Happy Days = Happy Life. So simple, but so true. Increasing my every day happiness had become a goal along with everything else I was doing. It also seemed to just happen naturally when I started focusing on the things that would help me grow and heal. Like Gretchen Rubin says, I was “living in an atmosphere of growth.”
Deepak asked what three things I was doing in my life that made me happy. That was easy:

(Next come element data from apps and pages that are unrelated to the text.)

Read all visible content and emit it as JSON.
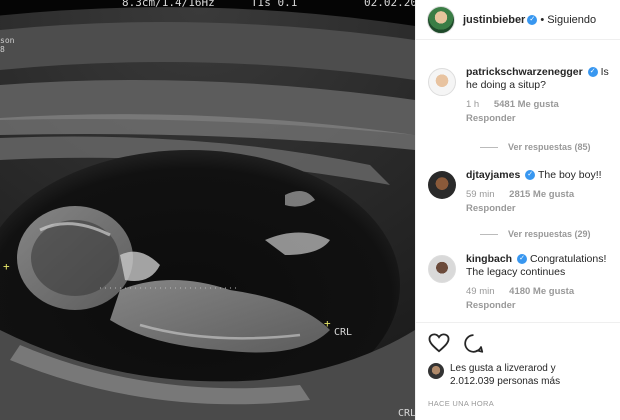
{
  "ultrasound": {
    "depth_text": "8.3cm/1.4/16Hz",
    "tis_text": "TIs  0.1",
    "date_text": "02.02.201",
    "side_text": "son\n8",
    "crl_marker_1": "CRL",
    "crl_marker_2": "CRL"
  },
  "header": {
    "username": "justinbieber",
    "separator": "•",
    "follow_status": "Siguiendo"
  },
  "comments": [
    {
      "username": "patrickschwarzenegger",
      "text": "Is he doing a situp?",
      "time": "1 h",
      "likes": "5481 Me gusta",
      "reply_label": "Responder",
      "replies_label": "Ver respuestas (85)"
    },
    {
      "username": "djtayjames",
      "text": "The boy boy!!",
      "time": "59 min",
      "likes": "2815 Me gusta",
      "reply_label": "Responder",
      "replies_label": "Ver respuestas (29)"
    },
    {
      "username": "kingbach",
      "text": "Congratulations! The legacy continues",
      "time": "49 min",
      "likes": "4180 Me gusta",
      "reply_label": "Responder"
    }
  ],
  "actions": {
    "likes_summary_line1": "Les gusta a lizverarod y",
    "likes_summary_line2": "2.012.039 personas más",
    "time_ago": "HACE UNA HORA"
  },
  "icons": {
    "like": "heart-icon",
    "comment": "comment-icon",
    "verified": "verified-badge-icon"
  },
  "colors": {
    "verified_blue": "#3897f0",
    "meta_gray": "#999999",
    "text_dark": "#262626"
  }
}
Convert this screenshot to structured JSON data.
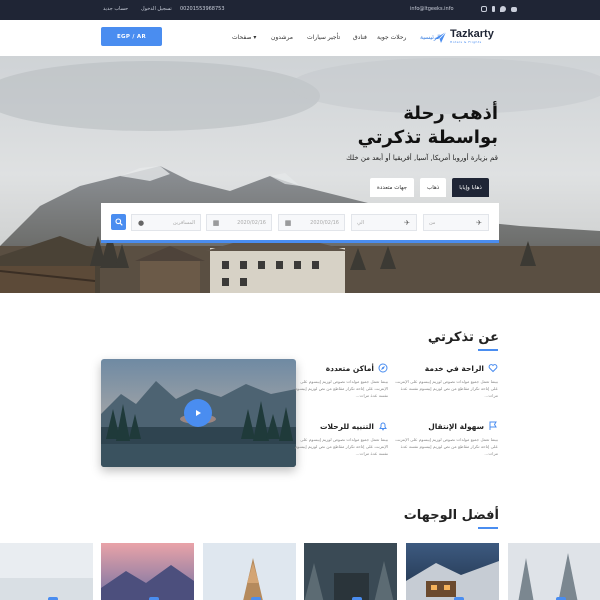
{
  "topbar": {
    "new_account": "حساب جديد",
    "login": "تسجيل الدخول",
    "phone": "00201553968753",
    "email": "info@ltgeeks.info",
    "social_icons": [
      "instagram-icon",
      "facebook-icon",
      "twitter-icon",
      "youtube-icon"
    ]
  },
  "header": {
    "currency_label": "EGP / AR",
    "nav": {
      "pages": "صفحات ▾",
      "guides": "مرشدون",
      "car_rental": "تأجير سيارات",
      "hotels": "فنادق",
      "flights": "رحلات جوية",
      "home": "الرئيسية"
    },
    "logo_name": "Tazkarty",
    "logo_tagline": "Hotels & Flights"
  },
  "hero": {
    "title_line1": "أذهب رحلة",
    "title_line2": "بواسطة تذكرتي",
    "subtitle": "قم بزيارة أوروبا أمريكا, آسيا, أفريقيا أو أبعد من خلك",
    "tabs": {
      "round_trip": "ذهابا وإيابا",
      "one_way": "ذهاب",
      "multi": "جهات متعددة"
    },
    "search": {
      "from": "من",
      "to": "الي",
      "depart_date": "2020/02/16",
      "return_date": "2020/02/16",
      "passengers": "المسافرين"
    }
  },
  "about": {
    "title": "عن تذكرتي",
    "features": {
      "comfort_title": "الراحة في خدمة",
      "comfort_text": "بينما تعمل جميع مولدات نصوص لوريم إيبسوم على الإنترنت على إتاحة تكرار مقاطع من نص لوريم إيبسوم نفسه عدة مرات...",
      "places_title": "أماكن متعددة",
      "places_text": "بينما تعمل جميع مولدات نصوص لوريم إيبسوم على الإنترنت على إتاحة تكرار مقاطع من نص لوريم إيبسوم نفسه عدة مرات...",
      "mobility_title": "سهولة الإنتقال",
      "mobility_text": "بينما تعمل جميع مولدات نصوص لوريم إيبسوم على الإنترنت على إتاحة تكرار مقاطع من نص لوريم إيبسوم نفسه عدة مرات...",
      "alerts_title": "التنبيه للرحلات",
      "alerts_text": "بينما تعمل جميع مولدات نصوص لوريم إيبسوم على الإنترنت على إتاحة تكرار مقاطع من نص لوريم إيبسوم نفسه عدة مرات..."
    }
  },
  "destinations": {
    "title": "أفضل الوجهات"
  },
  "colors": {
    "accent": "#4a8df0",
    "dark": "#1f2535"
  }
}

My mainstays. I’ve talked about them before. So, what was making me unhappy and stuck in the past (besides the obvious pain issue)? And for me that was worrying about what other people think. And when I say other people, I mean former “friends” who I considered friends, but turns out were not. I had recently made a big change in my life by removing my daughter from an activity and enrolling her elsewhere. This may sound like a small thing, but she had been spending over 20 hours a week with with the same friends and teachers for over 10 years. And that means I became friends with many of the moms as we watched our children grow over the years. When we left, I assumed I would stay friends with most of them, but that was not the case. Turns out when you make a change that is good for you or your family, not everyone is along for the ride. A major change makes people look at themselves. And then can get judgy. For example, sometimes when I tell someone I eat a Paleo diet, they start telling me all the reasons why they could never do that. I certainly didn’t ask. They just are feeling judged by my changes. This unhappiness due to the changes I made didn’t last. I was upset for a time, but now I’ve moved on and realized I have my tribe and I’m all the better for it. Those were not my people. I will say two of these friends stuck with me and we still see each other often. So, after the fallout I was left with the right people and that’s the way it should be.
Next I was to look forward to the next 5-10 years at what changes that will be made in my life and some positive outcomes of those changes. Here’s what I wrote:
1 Being empty-nesters (good and sad)
3 Volunteering more
The idea of being empty nesters is both thrilling and devastating. On the plus side, we will be done paying for college, I will have more time for all the things I enjoy, I won’t be locked into the “school schedule” when making plans, among other things. Then, there is the obvious sadness that comes when your kids leave. Every time my son comes home from college on break and then leaves I am sad all over again. I’m so proud of him and excited for his future, but I can’t help getting teary eyed when I see a little boy and his mom in the library or at the store. It brings back all those memories of me and my son when he was little.
Downsizing! This is something to get excited about. I can’t wait to downsize our home! I’m so looking forward to a cozy space, not the oversized house we have now. Don’t get me wrong, our house is beautiful and for a time it was functional (although excessive). But this house no longer serves our needs. I’m already giddy about having a smaller mortgage or NO mortgage to speak of. It will be life changing and I can’t wait!
And the third positive outcome I see is the ability to volunteer more. I’m very happy with my volunteering life right now. I’m heavily involved in a cause I care about deeply. I devote quite a bit of my time to it. But I can see how I will be able to do more and step into other causes I care about too in the near future.
Have you thought about how you spend your days to make yourself happier? Try the following:
List 3 or 4 things in this current stage of your life that make you happy.
Is there something in your past that is keeping you stuck and unhappy?
List 3 or 4 things that you see making you happy in the next 5 -10 years.
I’m looking forward to reading your comments! Thanks for being here!